Leave's leaders are determined to pretend that there are no risks to their approach.

Christmas is some way off, but Theresa May could be forgiven for feeling like Ebenezer Scrooge. Another Ghost of Prime Ministers Past in the shape of John Major is back in the headlines with a major speech on Brexit.

He struck most of the same notes that Tony Blair did in his speech a fortnight ago. Brexit is a blunder, a "historic mistake" in Major's view. The union between England and Scotland is under threat as is the peace in Northern Ireland. It's not unpatriotic for the defeated side in an electoral contest to continue to hold to those beliefs after a loss.
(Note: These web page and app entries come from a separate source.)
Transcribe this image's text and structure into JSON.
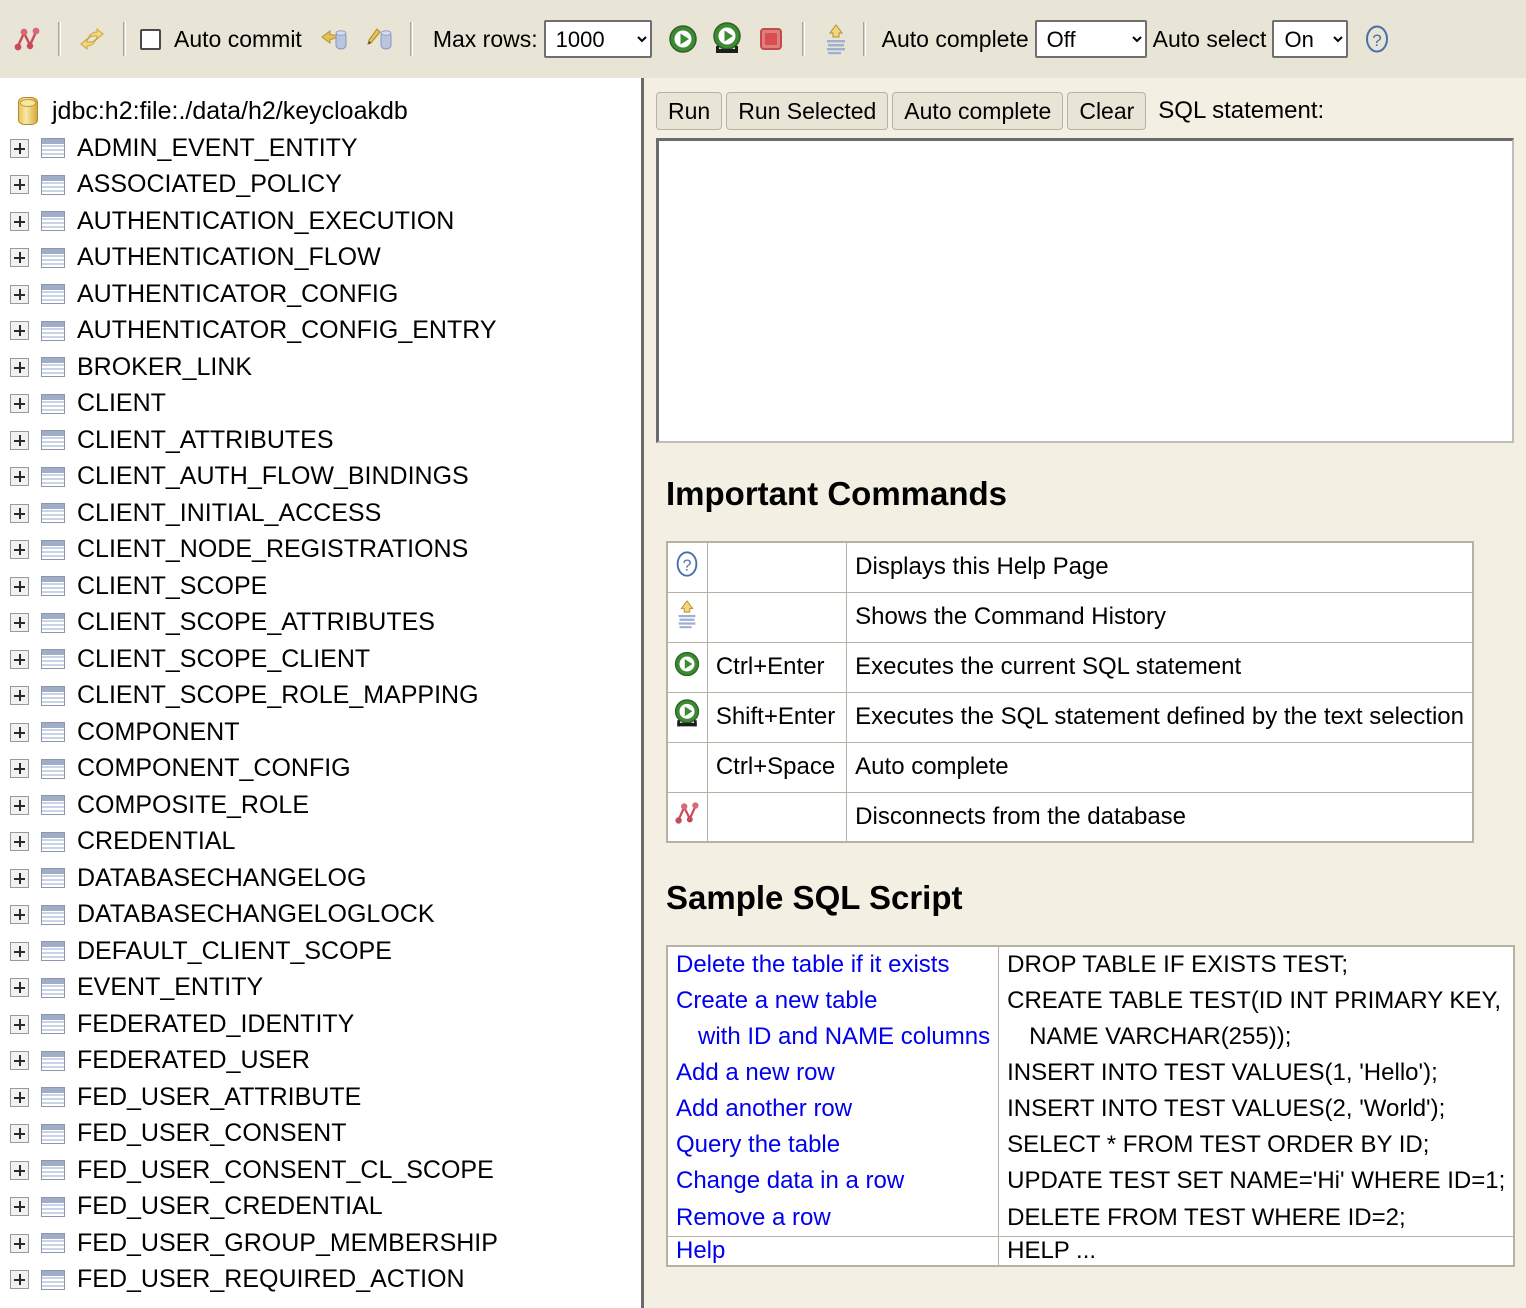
{
  "toolbar": {
    "disconnect_icon": "disconnect-icon",
    "refresh_icon": "refresh-icon",
    "auto_commit_label": "Auto commit",
    "auto_commit_checked": false,
    "rollback_icon": "rollback-icon",
    "commit_icon": "commit-icon",
    "max_rows_label": "Max rows:",
    "max_rows_value": "1000",
    "max_rows_options": [
      "1000"
    ],
    "run_icon": "run-icon",
    "run_selected_icon": "run-selected-icon",
    "stop_icon": "stop-icon",
    "history_icon": "history-icon",
    "auto_complete_label": "Auto complete",
    "auto_complete_value": "Off",
    "auto_complete_options": [
      "Off"
    ],
    "auto_select_label": "Auto select",
    "auto_select_value": "On",
    "auto_select_options": [
      "On"
    ],
    "help_icon": "help-icon"
  },
  "tree": {
    "root_label": "jdbc:h2:file:./data/h2/keycloakdb",
    "root_icon": "database-icon",
    "items": [
      {
        "label": "ADMIN_EVENT_ENTITY"
      },
      {
        "label": "ASSOCIATED_POLICY"
      },
      {
        "label": "AUTHENTICATION_EXECUTION"
      },
      {
        "label": "AUTHENTICATION_FLOW"
      },
      {
        "label": "AUTHENTICATOR_CONFIG"
      },
      {
        "label": "AUTHENTICATOR_CONFIG_ENTRY"
      },
      {
        "label": "BROKER_LINK"
      },
      {
        "label": "CLIENT"
      },
      {
        "label": "CLIENT_ATTRIBUTES"
      },
      {
        "label": "CLIENT_AUTH_FLOW_BINDINGS"
      },
      {
        "label": "CLIENT_INITIAL_ACCESS"
      },
      {
        "label": "CLIENT_NODE_REGISTRATIONS"
      },
      {
        "label": "CLIENT_SCOPE"
      },
      {
        "label": "CLIENT_SCOPE_ATTRIBUTES"
      },
      {
        "label": "CLIENT_SCOPE_CLIENT"
      },
      {
        "label": "CLIENT_SCOPE_ROLE_MAPPING"
      },
      {
        "label": "COMPONENT"
      },
      {
        "label": "COMPONENT_CONFIG"
      },
      {
        "label": "COMPOSITE_ROLE"
      },
      {
        "label": "CREDENTIAL"
      },
      {
        "label": "DATABASECHANGELOG"
      },
      {
        "label": "DATABASECHANGELOGLOCK"
      },
      {
        "label": "DEFAULT_CLIENT_SCOPE"
      },
      {
        "label": "EVENT_ENTITY"
      },
      {
        "label": "FEDERATED_IDENTITY"
      },
      {
        "label": "FEDERATED_USER"
      },
      {
        "label": "FED_USER_ATTRIBUTE"
      },
      {
        "label": "FED_USER_CONSENT"
      },
      {
        "label": "FED_USER_CONSENT_CL_SCOPE"
      },
      {
        "label": "FED_USER_CREDENTIAL"
      },
      {
        "label": "FED_USER_GROUP_MEMBERSHIP"
      },
      {
        "label": "FED_USER_REQUIRED_ACTION"
      }
    ]
  },
  "sql": {
    "run_label": "Run",
    "run_selected_label": "Run Selected",
    "auto_complete_label": "Auto complete",
    "clear_label": "Clear",
    "statement_label": "SQL statement:",
    "statement_value": "",
    "statement_placeholder": ""
  },
  "help": {
    "commands_title": "Important Commands",
    "commands": [
      {
        "icon": "help-icon",
        "key": "",
        "desc": "Displays this Help Page"
      },
      {
        "icon": "history-icon",
        "key": "",
        "desc": "Shows the Command History"
      },
      {
        "icon": "run-icon",
        "key": "Ctrl+Enter",
        "desc": "Executes the current SQL statement"
      },
      {
        "icon": "run-selected-icon",
        "key": "Shift+Enter",
        "desc": "Executes the SQL statement defined by the text selection"
      },
      {
        "icon": "",
        "key": "Ctrl+Space",
        "desc": "Auto complete"
      },
      {
        "icon": "disconnect-icon",
        "key": "",
        "desc": "Disconnects from the database"
      }
    ],
    "script_title": "Sample SQL Script",
    "script_rows": [
      {
        "desc_lines": [
          "Delete the table if it exists"
        ],
        "sql_lines": [
          "DROP TABLE IF EXISTS TEST;"
        ]
      },
      {
        "desc_lines": [
          "Create a new table",
          "with ID and NAME columns"
        ],
        "sql_lines": [
          "CREATE TABLE TEST(ID INT PRIMARY KEY,",
          "NAME VARCHAR(255));"
        ]
      },
      {
        "desc_lines": [
          "Add a new row"
        ],
        "sql_lines": [
          "INSERT INTO TEST VALUES(1, 'Hello');"
        ]
      },
      {
        "desc_lines": [
          "Add another row"
        ],
        "sql_lines": [
          "INSERT INTO TEST VALUES(2, 'World');"
        ]
      },
      {
        "desc_lines": [
          "Query the table"
        ],
        "sql_lines": [
          "SELECT * FROM TEST ORDER BY ID;"
        ]
      },
      {
        "desc_lines": [
          "Change data in a row"
        ],
        "sql_lines": [
          "UPDATE TEST SET NAME='Hi' WHERE ID=1;"
        ]
      },
      {
        "desc_lines": [
          "Remove a row"
        ],
        "sql_lines": [
          "DELETE FROM TEST WHERE ID=2;"
        ]
      }
    ],
    "script_help_row": {
      "desc": "Help",
      "sql": "HELP ..."
    }
  },
  "colors": {
    "toolbar_bg": "#e8e4d6",
    "right_panel_bg": "#f3efe2",
    "tree_bg": "#ffffff",
    "link_blue": "#0000ee",
    "run_green": "#3e8a34",
    "stop_red": "#d94f4f",
    "disconnect_red": "#c9485a",
    "refresh_gold": "#e0b84a"
  }
}
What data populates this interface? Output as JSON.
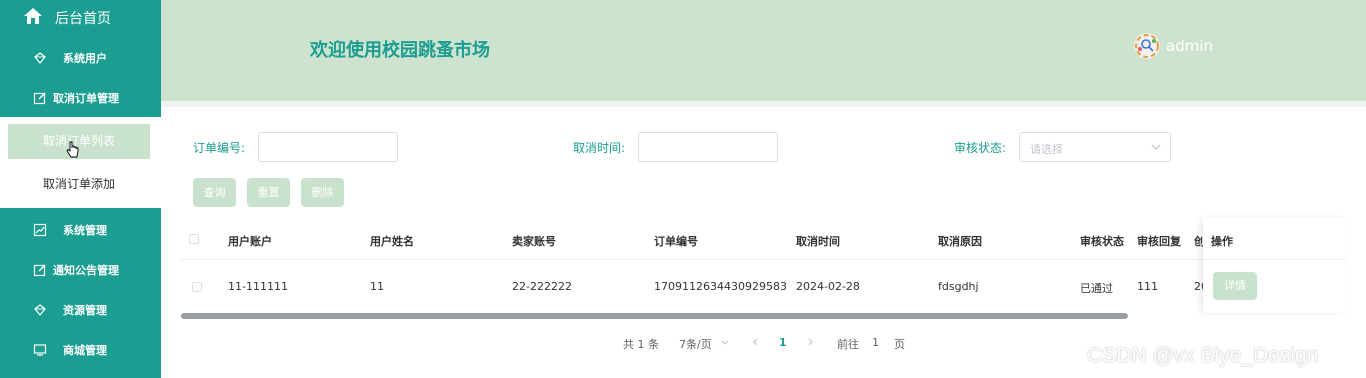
{
  "sidebar": {
    "home_label": "后台首页",
    "menu": {
      "system_users": "系统用户",
      "cancel_order_mgmt": "取消订单管理",
      "system_mgmt": "系统管理",
      "notice_mgmt": "通知公告管理",
      "resource_mgmt": "资源管理",
      "mall_mgmt": "商城管理"
    },
    "submenu": {
      "cancel_order_list": "取消订单列表",
      "cancel_order_add": "取消订单添加"
    }
  },
  "header": {
    "welcome": "欢迎使用校园跳蚤市场",
    "username": "admin"
  },
  "search": {
    "order_no_label": "订单编号:",
    "cancel_time_label": "取消时间:",
    "review_status_label": "审核状态:",
    "review_status_placeholder": "请选择"
  },
  "buttons": {
    "query": "查询",
    "reset": "重置",
    "delete": "删除",
    "detail": "详情"
  },
  "table": {
    "headers": {
      "user_account": "用户账户",
      "user_name": "用户姓名",
      "seller_account": "卖家账号",
      "order_no": "订单编号",
      "cancel_time": "取消时间",
      "cancel_reason": "取消原因",
      "review_status": "审核状态",
      "review_reply": "审核回复",
      "created_partial": "创",
      "actions": "操作"
    },
    "rows": [
      {
        "user_account": "11-111111",
        "user_name": "11",
        "seller_account": "22-222222",
        "order_no": "1709112634430929583",
        "cancel_time": "2024-02-28",
        "cancel_reason": "fdsgdhj",
        "review_status": "已通过",
        "review_reply": "111",
        "created_partial": "20"
      }
    ]
  },
  "pagination": {
    "total": "共 1 条",
    "page_size": "7条/页",
    "current_page": "1",
    "goto_label": "前往",
    "goto_value": "1",
    "page_suffix": "页"
  },
  "watermark": "CSDN @vx Biye_Design",
  "colors": {
    "sidebar": "#1b9e91",
    "header": "#cde3cf",
    "button": "#c9e2cd",
    "accent": "#1b9e91"
  }
}
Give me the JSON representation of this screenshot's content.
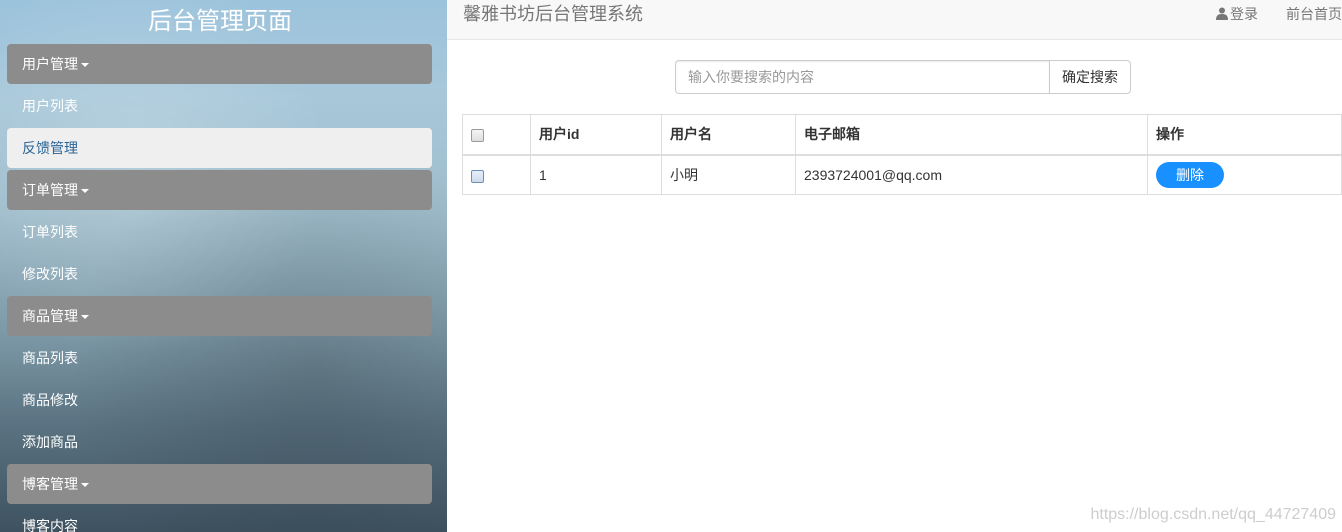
{
  "sidebar": {
    "title": "后台管理页面",
    "groups": [
      {
        "label": "用户管理",
        "items": [
          "用户列表",
          "反馈管理"
        ]
      },
      {
        "label": "订单管理",
        "items": [
          "订单列表",
          "修改列表"
        ]
      },
      {
        "label": "商品管理",
        "items": [
          "商品列表",
          "商品修改",
          "添加商品"
        ]
      },
      {
        "label": "博客管理",
        "items": [
          "博客内容"
        ]
      }
    ],
    "active_item": "反馈管理"
  },
  "header": {
    "brand": "馨雅书坊后台管理系统",
    "login": "登录",
    "frontpage": "前台首页"
  },
  "search": {
    "placeholder": "输入你要搜索的内容",
    "button": "确定搜索"
  },
  "table": {
    "columns": [
      "",
      "用户id",
      "用户名",
      "电子邮箱",
      "操作"
    ],
    "rows": [
      {
        "id": "1",
        "name": "小明",
        "email": "2393724001@qq.com",
        "action": "删除"
      }
    ]
  },
  "watermark": "https://blog.csdn.net/qq_44727409",
  "colors": {
    "accent": "#1890ff",
    "nav_group": "#8c8c8c"
  }
}
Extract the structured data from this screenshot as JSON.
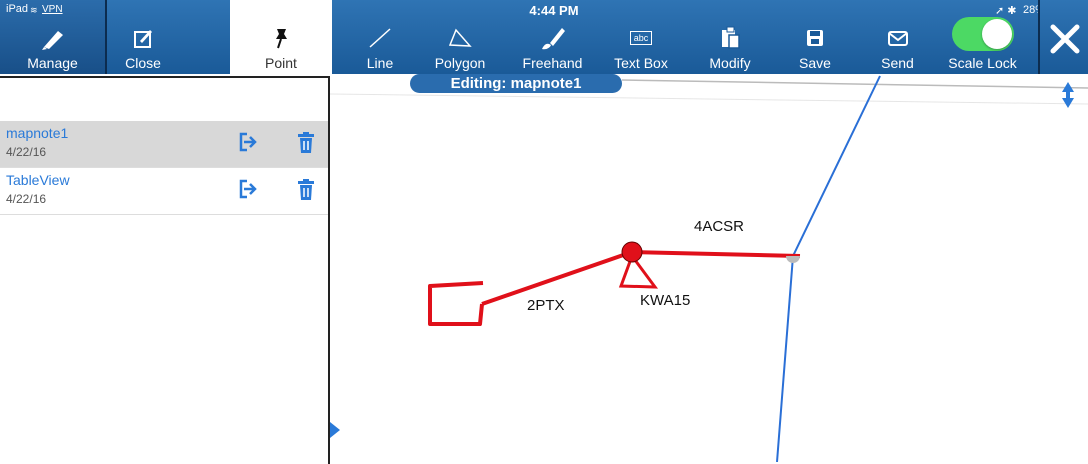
{
  "status_bar": {
    "device": "iPad",
    "vpn": "VPN",
    "time": "4:44 PM",
    "battery": "28%"
  },
  "toolbar": {
    "manage": "Manage",
    "close": "Close",
    "point": "Point",
    "line": "Line",
    "polygon": "Polygon",
    "freehand": "Freehand",
    "textbox": "Text Box",
    "textbox_icon_text": "abc",
    "modify": "Modify",
    "save": "Save",
    "send": "Send",
    "scale_lock": "Scale Lock"
  },
  "scale_lock_on": true,
  "editing_label": "Editing: mapnote1",
  "sidebar": {
    "items": [
      {
        "name": "mapnote1",
        "date": "4/22/16",
        "selected": true
      },
      {
        "name": "TableView",
        "date": "4/22/16",
        "selected": false
      }
    ]
  },
  "map": {
    "labels": {
      "conductor": "4ACSR",
      "transformer": "2PTX",
      "device": "KWA15"
    }
  },
  "colors": {
    "toolbar": "#1f63a4",
    "accent": "#2a7ad8",
    "markup": "#e0101a",
    "line": "#2a6fd6",
    "toggle": "#4cd964"
  }
}
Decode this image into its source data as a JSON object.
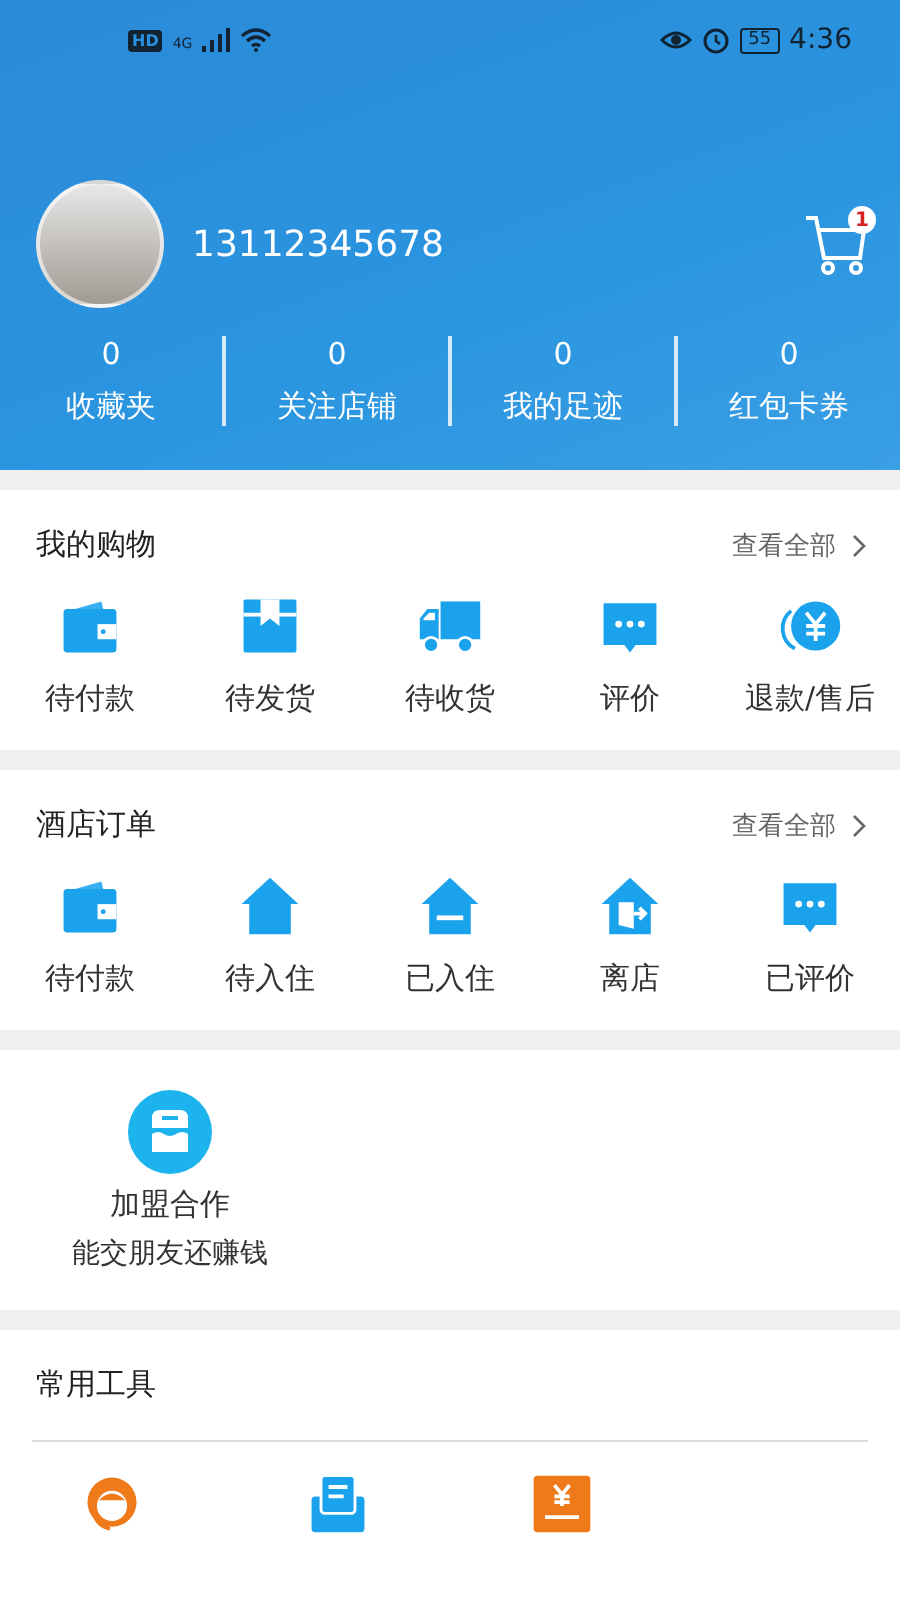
{
  "status_bar": {
    "hd": "HD",
    "network": "4G",
    "battery": "55",
    "time": "4:36"
  },
  "profile": {
    "phone": "13112345678",
    "cart_badge": "1"
  },
  "stats": [
    {
      "value": "0",
      "label": "收藏夹"
    },
    {
      "value": "0",
      "label": "关注店铺"
    },
    {
      "value": "0",
      "label": "我的足迹"
    },
    {
      "value": "0",
      "label": "红包卡券"
    }
  ],
  "sections": [
    {
      "title": "我的购物",
      "link": "查看全部",
      "items": [
        {
          "kind": "wallet",
          "label": "待付款"
        },
        {
          "kind": "box",
          "label": "待发货"
        },
        {
          "kind": "truck",
          "label": "待收货"
        },
        {
          "kind": "chat",
          "label": "评价"
        },
        {
          "kind": "refund",
          "label": "退款/售后"
        }
      ]
    },
    {
      "title": "酒店订单",
      "link": "查看全部",
      "items": [
        {
          "kind": "wallet",
          "label": "待付款"
        },
        {
          "kind": "house",
          "label": "待入住"
        },
        {
          "kind": "house-minus",
          "label": "已入住"
        },
        {
          "kind": "house-exit",
          "label": "离店"
        },
        {
          "kind": "chat",
          "label": "已评价"
        }
      ]
    }
  ],
  "join": {
    "title": "加盟合作",
    "subtitle": "能交朋友还赚钱"
  },
  "tools": {
    "title": "常用工具",
    "items": [
      {
        "kind": "headset"
      },
      {
        "kind": "mail"
      },
      {
        "kind": "receipt"
      }
    ]
  }
}
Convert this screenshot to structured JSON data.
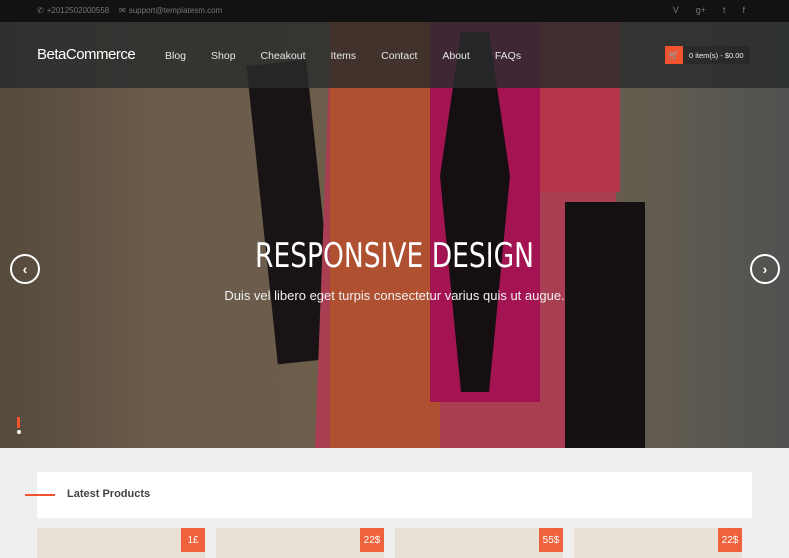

And our present trajectory is a hard Brexit that will leave many of us poorer and wreck the British social model.

But, as with Blair, he rules out any question that the referendum outcome should not be honoured, though, unlike Blair, he has yet to firmly state that pro-Europeans should continue to advocate for a return to the EU if we change our minds. He had a note of warning for the PM: that the Brexit talks need "a little more charm and a lot less cheap rhetoric" and that the expectations she is setting are "unreal and over-optimistic".

On that last point in particular, he makes a point that many politicians make privately but few have aired in public. It may be that we will, as Theresa May says, have the best Brexit. France may in fact pay for it. But what if they don't? What if we get a good deal but immigration doesn't fall? Who'll be blamed for that? Certainly we are less likely to get a good deal while the government passes up pain-free opportunities to secure goodwill from our European partners.

As with Blair, the reaction says more about British politics after Brexit than the speech itself. Jacob Rees-Mogg described it as "a craven and defeated speech of a bitter man". Iain Duncan Smith, too, thinks that it was "strangely bitter".

There is much to worry about as Britain leaves the European Union but the most corrosive and dangerous trend of all is that section of the Leave elite which requires not only that we implement Brexit but that we all pretend that there are no risks, no doubts and that none of us voted to Remain on 23 June. That Blair and Major's speeches - "You voted for it, so we'll do it, but it's a mistake" - are seen as brave and controversial rather than banal and commonplace statements of political practice in a democracy are more worrying than anything that might happen to the value of the pound.

Stephen Bush is special correspondent at the New Statesman. His daily briefing, Morning Call, provides a quick and essential guide to British politics.